▸ Problem description
Show the lines of the material that contain the word "path".

-.-.-

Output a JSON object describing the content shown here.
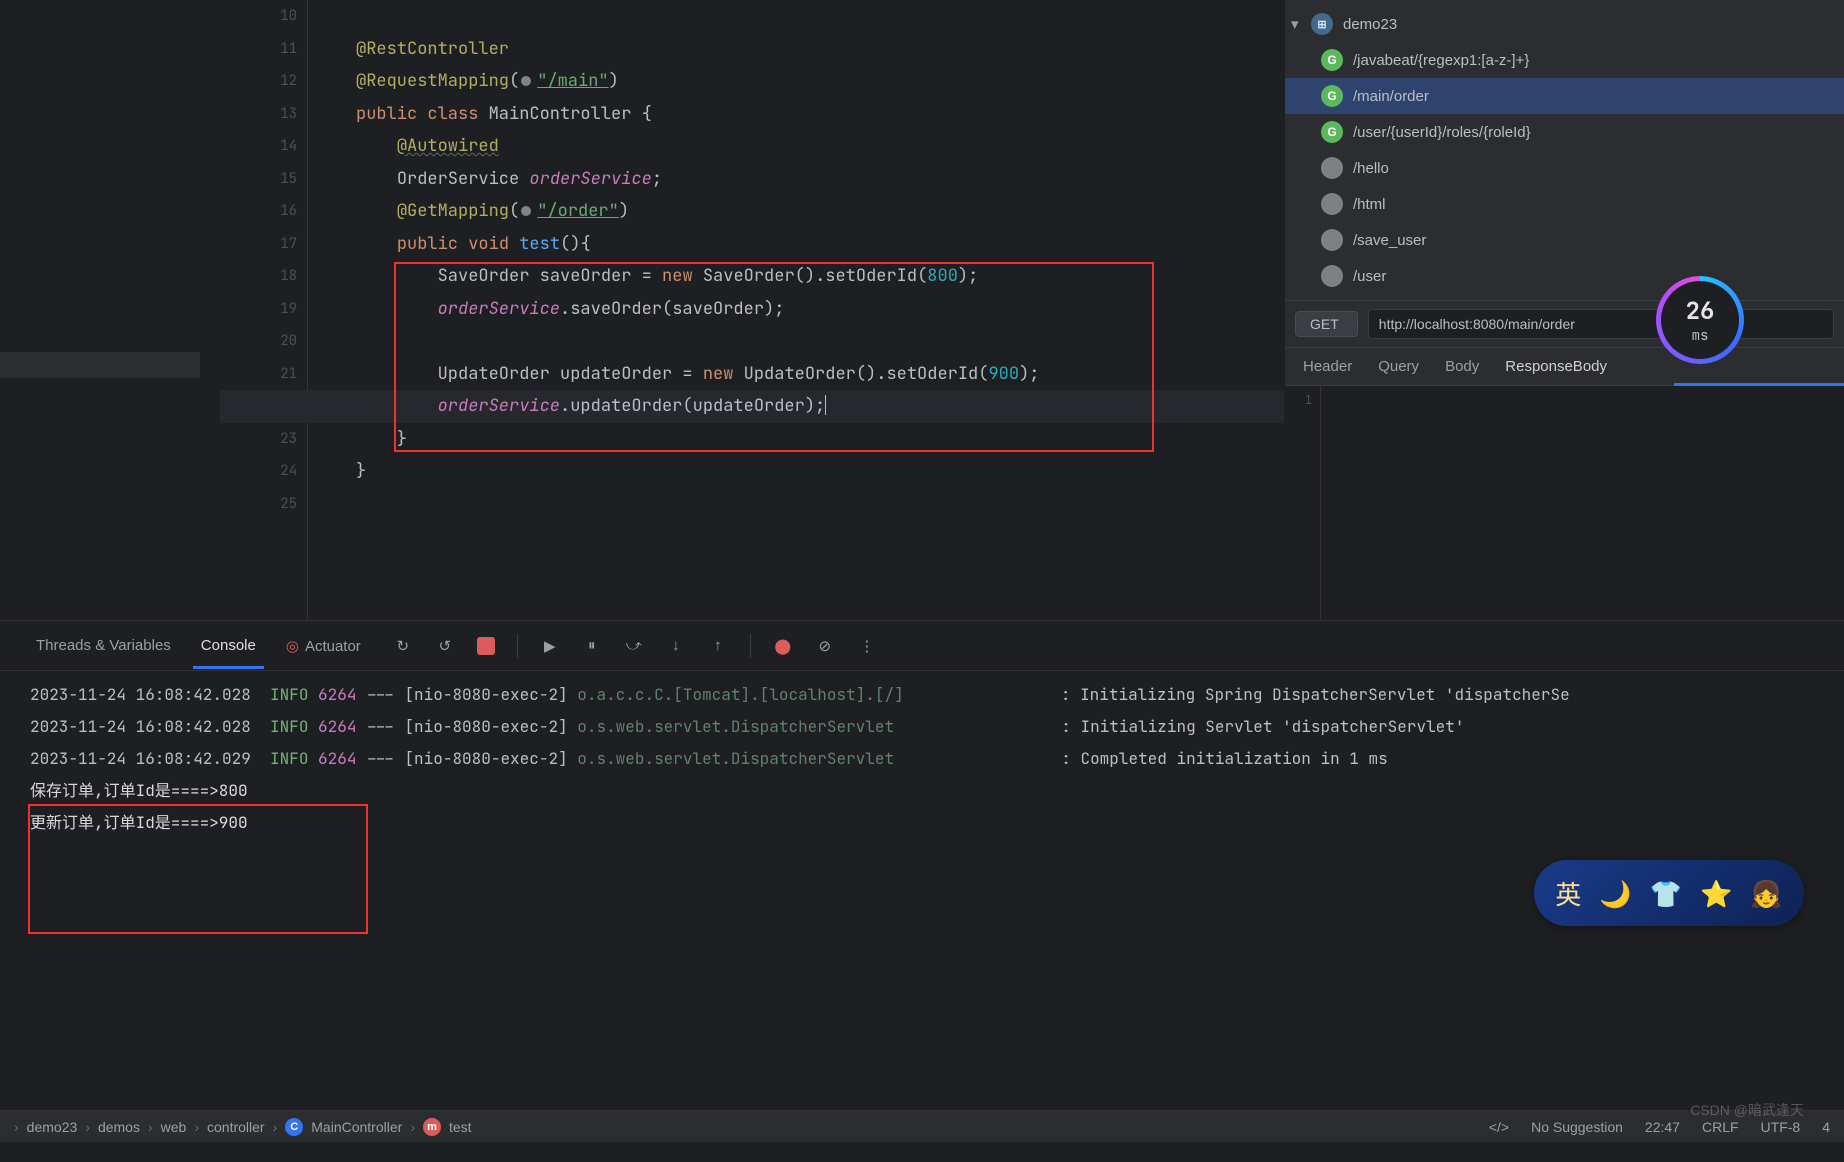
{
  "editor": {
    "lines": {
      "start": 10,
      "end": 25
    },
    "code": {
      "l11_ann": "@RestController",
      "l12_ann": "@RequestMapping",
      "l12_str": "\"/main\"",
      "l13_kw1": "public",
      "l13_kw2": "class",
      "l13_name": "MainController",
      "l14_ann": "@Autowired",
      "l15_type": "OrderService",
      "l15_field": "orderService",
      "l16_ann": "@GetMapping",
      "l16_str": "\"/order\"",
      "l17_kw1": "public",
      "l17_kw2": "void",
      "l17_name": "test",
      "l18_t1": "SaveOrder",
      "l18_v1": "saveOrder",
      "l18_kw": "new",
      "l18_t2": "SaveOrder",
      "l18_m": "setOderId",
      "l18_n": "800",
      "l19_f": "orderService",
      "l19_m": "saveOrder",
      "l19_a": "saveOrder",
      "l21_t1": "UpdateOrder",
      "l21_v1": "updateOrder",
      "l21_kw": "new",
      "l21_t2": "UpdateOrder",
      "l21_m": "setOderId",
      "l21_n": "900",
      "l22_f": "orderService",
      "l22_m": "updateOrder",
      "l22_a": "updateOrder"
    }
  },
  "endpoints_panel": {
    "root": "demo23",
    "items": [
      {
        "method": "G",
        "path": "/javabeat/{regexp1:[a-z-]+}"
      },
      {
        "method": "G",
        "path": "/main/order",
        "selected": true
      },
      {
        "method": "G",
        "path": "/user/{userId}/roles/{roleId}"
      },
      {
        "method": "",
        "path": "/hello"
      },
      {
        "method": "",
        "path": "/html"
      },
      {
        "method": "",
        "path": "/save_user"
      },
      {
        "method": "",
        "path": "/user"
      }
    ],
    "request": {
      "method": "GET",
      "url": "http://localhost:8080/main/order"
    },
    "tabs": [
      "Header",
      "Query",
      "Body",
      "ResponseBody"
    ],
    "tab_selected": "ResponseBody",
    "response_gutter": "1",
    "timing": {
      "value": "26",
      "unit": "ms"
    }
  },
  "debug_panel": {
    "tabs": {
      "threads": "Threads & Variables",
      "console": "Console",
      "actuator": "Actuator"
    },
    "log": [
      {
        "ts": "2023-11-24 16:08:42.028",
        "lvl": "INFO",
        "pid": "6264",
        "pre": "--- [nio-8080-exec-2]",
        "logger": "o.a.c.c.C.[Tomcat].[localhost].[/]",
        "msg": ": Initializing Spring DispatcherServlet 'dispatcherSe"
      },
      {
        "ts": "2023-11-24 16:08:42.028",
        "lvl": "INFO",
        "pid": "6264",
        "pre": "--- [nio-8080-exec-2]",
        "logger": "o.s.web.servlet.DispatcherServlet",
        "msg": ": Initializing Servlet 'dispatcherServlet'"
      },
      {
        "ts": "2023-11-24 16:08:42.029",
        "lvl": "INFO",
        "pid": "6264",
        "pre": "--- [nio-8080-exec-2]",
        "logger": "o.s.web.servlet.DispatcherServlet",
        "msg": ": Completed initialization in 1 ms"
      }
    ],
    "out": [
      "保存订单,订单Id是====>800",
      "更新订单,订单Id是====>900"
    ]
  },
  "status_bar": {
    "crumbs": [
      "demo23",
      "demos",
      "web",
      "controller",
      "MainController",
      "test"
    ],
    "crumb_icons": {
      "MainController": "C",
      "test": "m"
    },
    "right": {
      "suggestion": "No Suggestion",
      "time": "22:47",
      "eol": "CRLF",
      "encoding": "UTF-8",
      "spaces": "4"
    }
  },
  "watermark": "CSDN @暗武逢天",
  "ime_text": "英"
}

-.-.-

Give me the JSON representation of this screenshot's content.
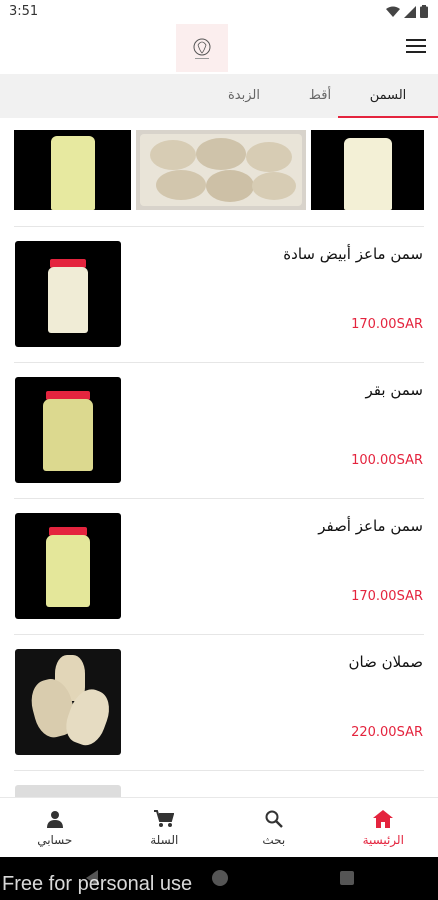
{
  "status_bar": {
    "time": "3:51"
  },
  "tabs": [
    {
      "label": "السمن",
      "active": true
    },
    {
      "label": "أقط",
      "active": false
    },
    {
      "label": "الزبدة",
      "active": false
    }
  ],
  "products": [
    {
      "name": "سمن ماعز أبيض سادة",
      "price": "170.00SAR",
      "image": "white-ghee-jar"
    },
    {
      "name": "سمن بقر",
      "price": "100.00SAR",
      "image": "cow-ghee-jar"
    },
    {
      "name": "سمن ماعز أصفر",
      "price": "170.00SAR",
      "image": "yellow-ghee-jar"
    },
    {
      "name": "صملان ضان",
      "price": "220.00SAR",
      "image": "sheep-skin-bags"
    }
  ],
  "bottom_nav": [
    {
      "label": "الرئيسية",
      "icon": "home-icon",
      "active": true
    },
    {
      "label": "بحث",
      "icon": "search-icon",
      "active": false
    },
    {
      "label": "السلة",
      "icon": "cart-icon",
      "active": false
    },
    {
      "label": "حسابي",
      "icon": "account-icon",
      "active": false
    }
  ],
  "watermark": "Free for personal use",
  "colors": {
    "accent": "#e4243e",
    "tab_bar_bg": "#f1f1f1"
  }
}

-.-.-

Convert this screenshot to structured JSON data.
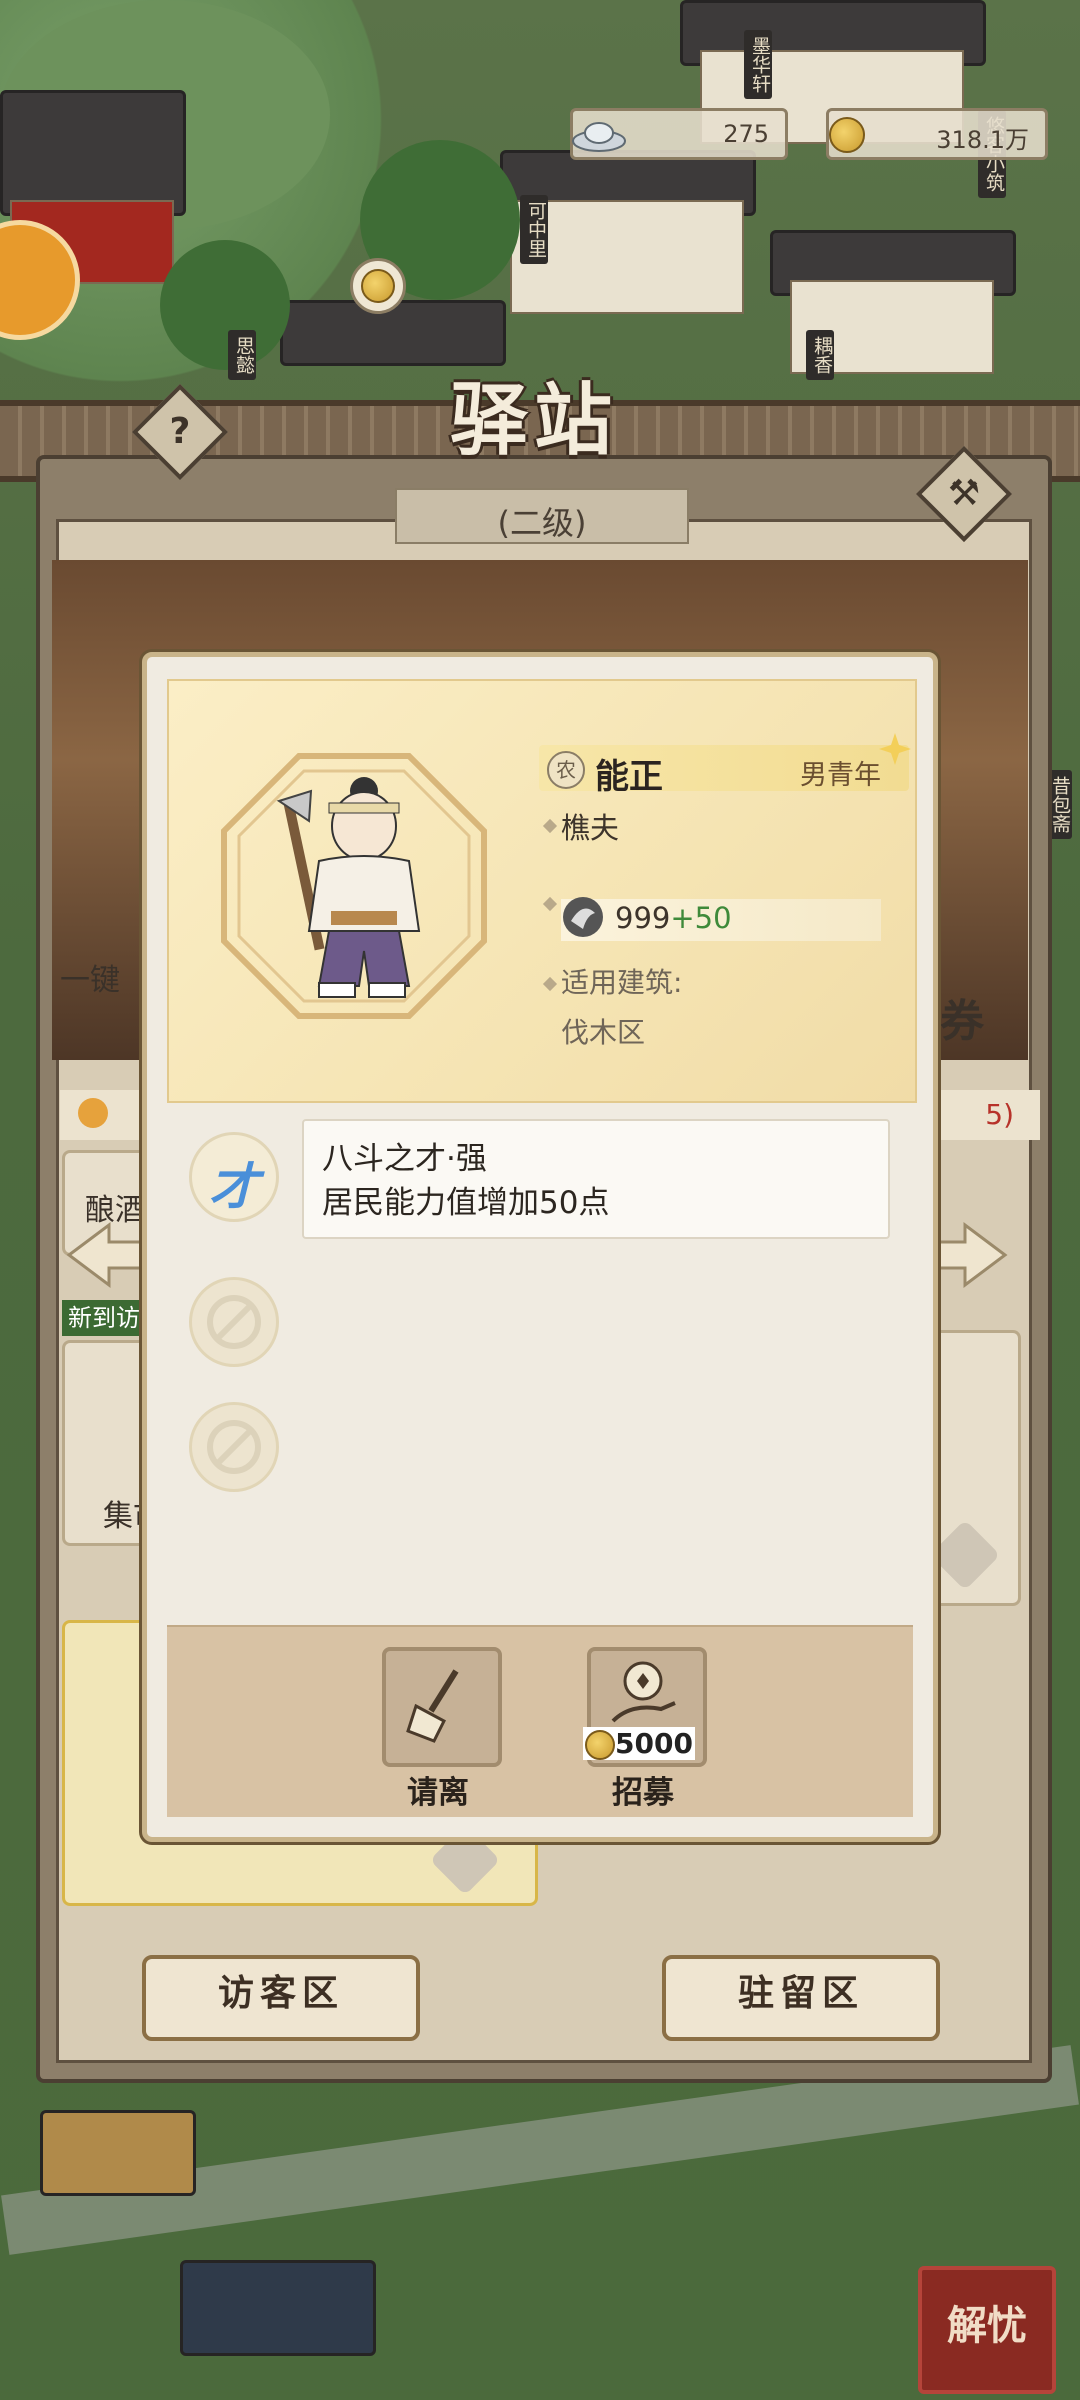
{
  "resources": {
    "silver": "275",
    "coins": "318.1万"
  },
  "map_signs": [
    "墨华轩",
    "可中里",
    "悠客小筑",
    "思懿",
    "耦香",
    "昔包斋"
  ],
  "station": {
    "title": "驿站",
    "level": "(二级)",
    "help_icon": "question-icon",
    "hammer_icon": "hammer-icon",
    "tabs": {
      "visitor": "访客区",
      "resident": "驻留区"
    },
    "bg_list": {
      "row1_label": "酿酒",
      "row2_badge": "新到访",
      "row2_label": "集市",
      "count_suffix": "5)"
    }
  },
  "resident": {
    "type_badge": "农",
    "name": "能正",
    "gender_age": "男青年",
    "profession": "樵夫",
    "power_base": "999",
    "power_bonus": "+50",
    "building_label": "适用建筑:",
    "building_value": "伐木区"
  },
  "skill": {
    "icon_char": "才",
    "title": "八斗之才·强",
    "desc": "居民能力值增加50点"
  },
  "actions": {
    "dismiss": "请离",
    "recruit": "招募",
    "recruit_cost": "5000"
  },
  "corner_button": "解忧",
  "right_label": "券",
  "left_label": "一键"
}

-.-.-

▸ Answer to this exercise
        "path": "/javabeat/{regexp1:[a-z-]+}"
        "path": "/main/order",
        "path": "/user/{userId}/roles/{roleId}"
        "path": "/hello"
        "path": "/html"
        "path": "/save_user"
        "path": "/user"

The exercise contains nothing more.